Trump reportedly wants Orrin Hatch to stay in Congress, block Mitt Romney

Photo via Gage Skidmore/Flickr (CC-BY-SA) Photo via Gage Skidmore/Flickr (CC-BY-SA)

Romney has been exploring a run to take Sen. Orrin Hatch’s seat in 2018.

President Donald Trump is reportedly trying to persuade Sen. Orrin Hatch (R-Utah) to seek reelection in an effort to keep Mitt Romney, the former Republican presidential nominee and frequent Trump critic, out of Congress.

Trump’s pressuring on Hatch, who has served in the Senate since 1977, will culminate with a high-profile visit to Utah on Monday where he will sign an executive order to reduce the size of several national monuments. Trump is also expected to praise the senator, according to Politico.

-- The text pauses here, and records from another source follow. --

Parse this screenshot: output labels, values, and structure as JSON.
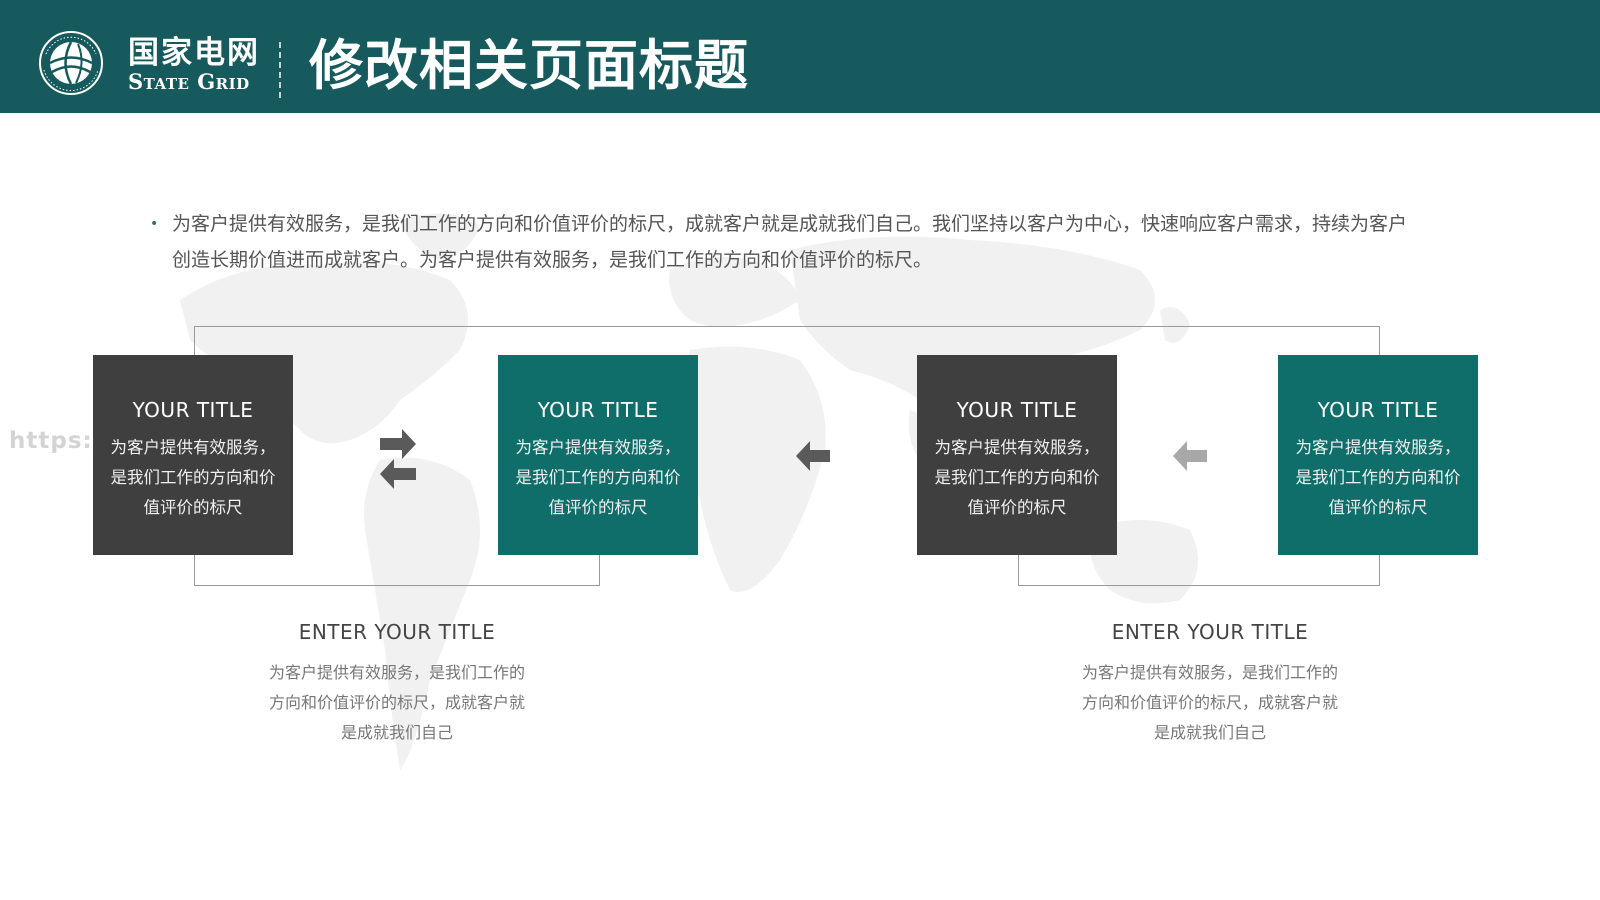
{
  "header": {
    "logo_cn": "国家电网",
    "logo_en": "State Grid",
    "title": "修改相关页面标题"
  },
  "intro": {
    "text": "为客户提供有效服务，是我们工作的方向和价值评价的标尺，成就客户就是成就我们自己。我们坚持以客户为中心，快速响应客户需求，持续为客户创造长期价值进而成就客户。为客户提供有效服务，是我们工作的方向和价值评价的标尺。"
  },
  "watermark": "https:/",
  "boxes": [
    {
      "title": "YOUR TITLE",
      "desc": "为客户提供有效服务，是我们工作的方向和价值评价的标尺",
      "style": "dark"
    },
    {
      "title": "YOUR TITLE",
      "desc": "为客户提供有效服务，是我们工作的方向和价值评价的标尺",
      "style": "teal"
    },
    {
      "title": "YOUR TITLE",
      "desc": "为客户提供有效服务，是我们工作的方向和价值评价的标尺",
      "style": "dark"
    },
    {
      "title": "YOUR TITLE",
      "desc": "为客户提供有效服务，是我们工作的方向和价值评价的标尺",
      "style": "teal"
    }
  ],
  "captions": [
    {
      "title": "ENTER YOUR TITLE",
      "text": "为客户提供有效服务，是我们工作的方向和价值评价的标尺，成就客户就是成就我们自己"
    },
    {
      "title": "ENTER YOUR TITLE",
      "text": "为客户提供有效服务，是我们工作的方向和价值评价的标尺，成就客户就是成就我们自己"
    }
  ],
  "icons": {
    "logo": "globe-logo-icon",
    "exchange": "exchange-arrows-icon",
    "left_dark": "arrow-left-icon",
    "left_light": "arrow-left-icon"
  },
  "colors": {
    "header": "#165a5d",
    "teal": "#0f6e6a",
    "dark": "#3f3f3f",
    "arrow_dark": "#5a5a5a",
    "arrow_light": "#a8a8a8"
  }
}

Romney has reportedly been exploring a Senate run for Hatch’s seat in 2018, and sources close to the former Massachusetts governor told the news outlet they are frustrated with Hatch’s reluctance to rule out a possible reelection and believed Trump’s motivation is to block Romney from getting into the Senate.

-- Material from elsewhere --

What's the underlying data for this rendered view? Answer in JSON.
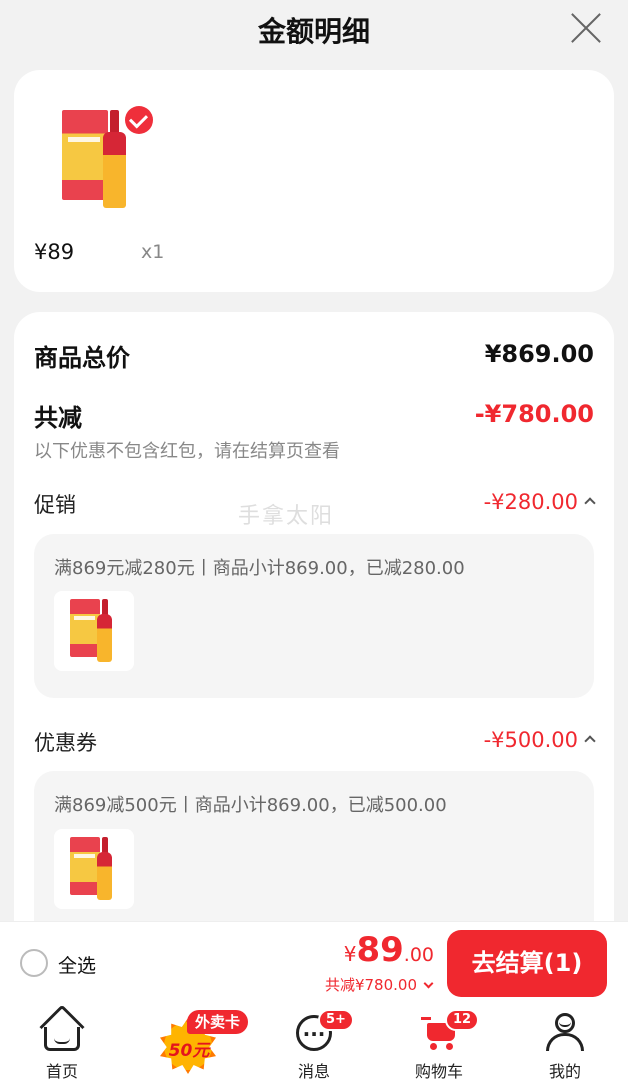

“Hatch is a known entity for Trump and has been really good for the president for the most part,” Kirk Jowers, a friend of Romney, told Politico. “He knows for a fact he’s not going to get that with Romney. I don’t know that he knows what he’s going to get with Romney, but it’s not going to be what he’s got with Hatch.”

During the 2016 campaign, Romney was harshly critical of Trump and made a speech where he called then-candidate Trump a “phony” and a “fraud” as rumors swirled of Republican efforts to try and stop Trump from winning the party’s nomination.

“His promises are as worthless as a degree from Trump University,” he said during the speech. “He’s playing the American public for suckers: He gets a free ride to the White House and all we get is a lousy hat.”

More recently, Romney called on Trump to apologize following his much-criticized response to the white nationalist rally held in Charlottesville, Virginia, in August.

“Whether he intended to or not, what he communicated caused racists to rejoice, minorities to weep, and the vast heart of America to mourn,” Romney wrote on Facebook. “His apologists strain to explain that he didn’t mean what we heard. But what we heard is now the reality, and unless it is addressed by the president as such, with unprecedented candor and strength, there may commence an unraveling of our national fabric.”

You can read all of Politico’s report here.

Andrew Wyrich

Andrew Wyrich

Andrew Wyrich is a politics staff writer for the Daily Dot, covering the intersection of politics and the internet. Andrew has written for USA Today,, and other newspapers and websites. His work has been recognized by the Society of the Silurians, Investigative Reporters & Editors (IRE), and the Society of Professional Journalists (SPJ).